Zurel, D., Benayahu, Y., Or, A., Kovacs, A. & Gophna, U. Composition and dynamics of the gill microbiota of an invasive indo-Pacific oyster in the Eastern Mediterranean Sea. Environ. Microbiol. 13, 1467–1476 (2011).
Roeselers, G. et al. Evidence for a core gut microbiota in the zebrafish. ISME J. 5, 1595–1608 (2011).
Fisher, M. M. & Triplett, E. W. Automated approach for ribosomal intergenic spacer analysis of microbial diversity and its application to freshwater bacterial communities. Appl. Environ. Microbiol. 65, 4630–4636 (1999).
Jones, S. E., Shade, A. L., McMahon, K. D. & Kent, A. D. Comparison of primer sets for use in automated ribosomal intergenic spacer analysis of aquatic bacterial communities: an ecological perspective. Appl. Environ. Microbiol. 73, 659–662 (2007).
Ranjard, L. et al. Characterization of bacterial and fungal soil communities by automated ribosomal intergenic spacer analysis fingerprints: biological and methodological variability. Appl. Environ. Microbiol. 67, 4479–4487 (2001).
Jami, E. & Mizrahi, I. Similarity of the ruminal bacteria across individual lactating cows. Anaerobe 18, 338–343 (2012).
Hammer, Ø., Harper, D. A. T. & Ryan, P. D. PAST: Paleontological Statistics Software Package for Education and Data Analysis. Palaeontologia Electronica 4, 1–9 (2001).

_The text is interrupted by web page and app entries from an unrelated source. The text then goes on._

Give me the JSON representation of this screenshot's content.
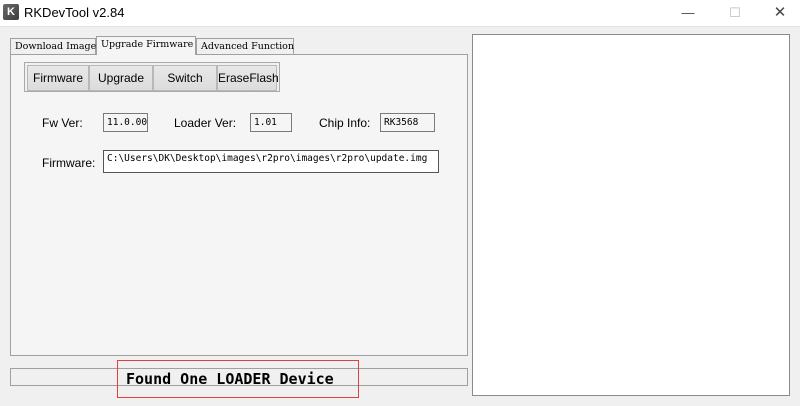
{
  "window": {
    "title": "RKDevTool v2.84",
    "minimize": "—",
    "maximize": "☐",
    "close": "✕"
  },
  "tabs": [
    {
      "label": "Download Image",
      "active": false
    },
    {
      "label": "Upgrade Firmware",
      "active": true
    },
    {
      "label": "Advanced Function",
      "active": false
    }
  ],
  "buttons": {
    "firmware": "Firmware",
    "upgrade": "Upgrade",
    "switch": "Switch",
    "erase_flash": "EraseFlash"
  },
  "info": {
    "fw_ver_label": "Fw Ver:",
    "fw_ver_value": "11.0.00",
    "loader_ver_label": "Loader Ver:",
    "loader_ver_value": "1.01",
    "chip_info_label": "Chip Info:",
    "chip_info_value": "RK3568",
    "firmware_label": "Firmware:",
    "firmware_path": "C:\\Users\\DK\\Desktop\\images\\r2pro\\images\\r2pro\\update.img"
  },
  "status": {
    "message": "Found One LOADER Device"
  }
}
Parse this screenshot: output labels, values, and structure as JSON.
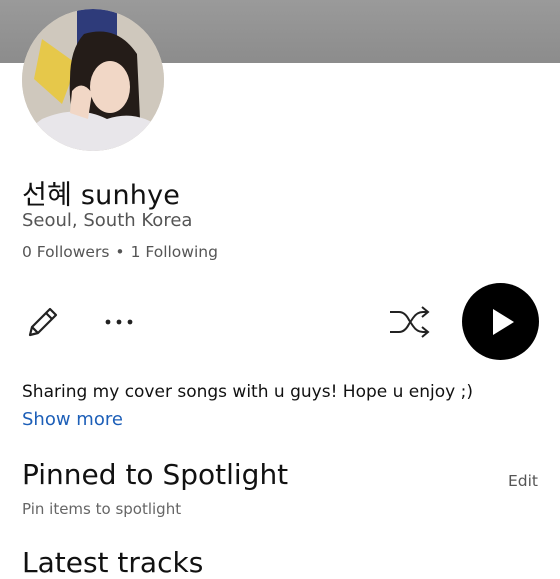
{
  "profile": {
    "name": "선혜 sunhye",
    "location": "Seoul, South Korea",
    "followers": "0 Followers",
    "following": "1 Following",
    "bio": "Sharing my cover songs with u guys! Hope u enjoy ;)",
    "show_more": "Show more"
  },
  "actions": {
    "edit_icon": "pencil-icon",
    "more_icon": "more-options-icon",
    "shuffle_icon": "shuffle-icon",
    "play_icon": "play-icon"
  },
  "spotlight": {
    "title": "Pinned to Spotlight",
    "edit": "Edit",
    "subtitle": "Pin items to spotlight"
  },
  "next_section": {
    "title": "Latest tracks"
  },
  "colors": {
    "header": "#8c8c8c",
    "link": "#1d5fb8",
    "play_bg": "#000000"
  }
}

Bray, J. R. & Curtis, J. T. An ordination of the upland forest communities of southern Wisconsin. Ecol. Monogr. 27, 325–349 (1957).
The authors declare no competing financial interests.

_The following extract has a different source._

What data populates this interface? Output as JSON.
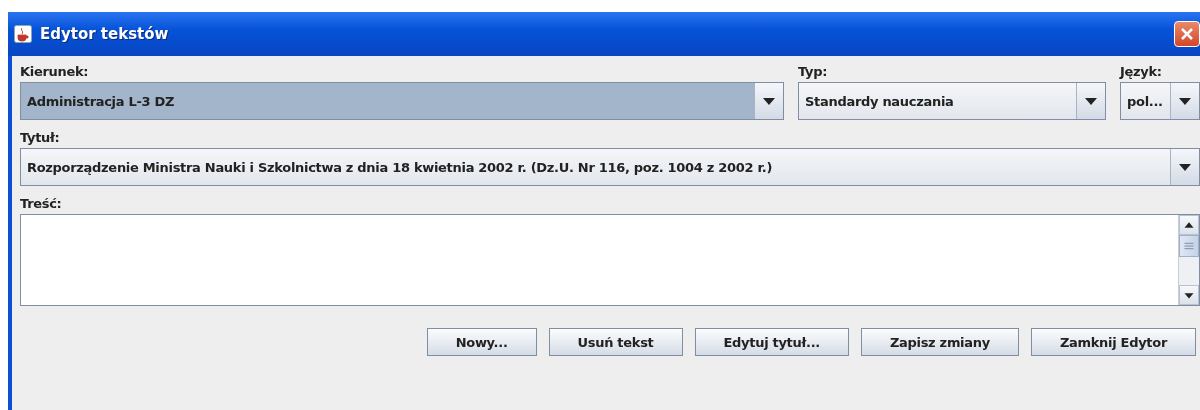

Electronic supplementary material
About this article
Cite this article
Sun, H., Jami, E., Harpaz, S. et al. Involvement of dietary salt in shaping bacterial communities in European sea bass (Dicentrarchus labrax). Sci Rep 3, 1558 (2013). https://doi.org/10.1038/srep01558
This article is cited by
Gut microbiota dynamics in carnivorous European seabass (Dicentrarchus labrax) fed plant-based diets
Scientific Reports (2021)
Scientific Reports (2020)
Sodium propionate as a dietary acidifier for European seabass (Dicentrarchus labrax) fry: immune competence, gut microbiome, and intestinal histology benefits
Aquaculture International (2020)